AC 806. Of all that was in the dry (land). That this signifies those in whom there was no longer such life, and that their "dying" signifies that they expired, now follows from what has been shown. And because all the life of love and faith was extinguished, it is here said the "dry (land)." "Dry (land)" is where there is no water, that is, where there is no longer anything spiritual, still less celestial. A persuasion of falsity extinguishes and as it were suffocates everything spiritual and celestial; as every one may know from much experience, if he pays attention. They who have once conceived opinions, though most false, cling to them so obstinately that they are not even willing to hear anything that is contrary to them; so that they never suffer themselves to be informed, even if the truth be placed before their eyes. Still more is this the case when they worship the false opinion from a notion of its sanctity. Such are they who spurn every truth, and that which they admit they pervert, and thus immerse in phantasies. It is they who are signified here by the "dry (land)," wherein there is no water and no grass. So in Ezekiel:--
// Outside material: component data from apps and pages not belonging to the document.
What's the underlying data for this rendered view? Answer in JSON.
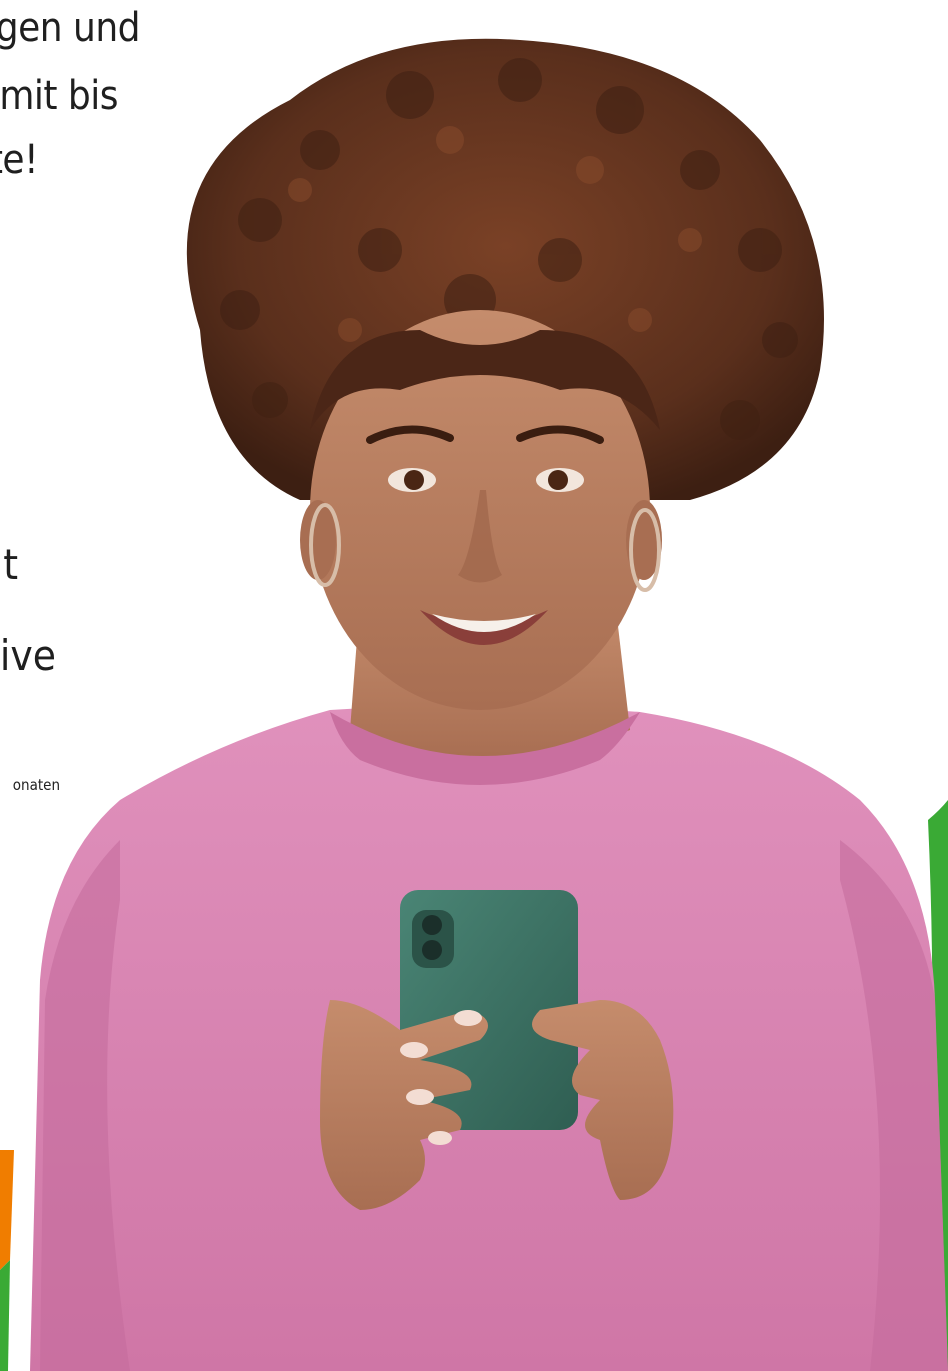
{
  "hero": {
    "headline_lines": [
      "gen und",
      "mit bis",
      "te!"
    ],
    "subtext_lines": [
      "t",
      "ive"
    ],
    "footnote": "onaten"
  },
  "colors": {
    "brand_green": "#3aaa35",
    "accent_orange": "#f07d00",
    "sweater_pink": "#d885b1",
    "hair_brown": "#5a2f1c",
    "skin": "#b57c5f",
    "phone_case": "#3f7566",
    "text": "#1f1f1f"
  },
  "image": {
    "subject": "person-holding-smartphone-photo"
  }
}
I will make the rivers dry, and will sell the land into the hand of evil men; and I will make the land desolate, and the fullness thereof (Ezekiel 30:12).
To "make the rivers dry," signifies that there is no longer anything spiritual. And in Jeremiah:--
Your land is become dry (land) (Jeremiah 44:22).
"Dry (land)" here denotes land that is desolated and laid waste, so that there is no longer anything of truth and good.GENESIS 7:21-22 previous - next - text - summary - Genesis - Full Page
|Author: E. Swedenborg (1688-1772).||Design: I.J. Thompson, Feb 2002.||www.BibleMeanings.info|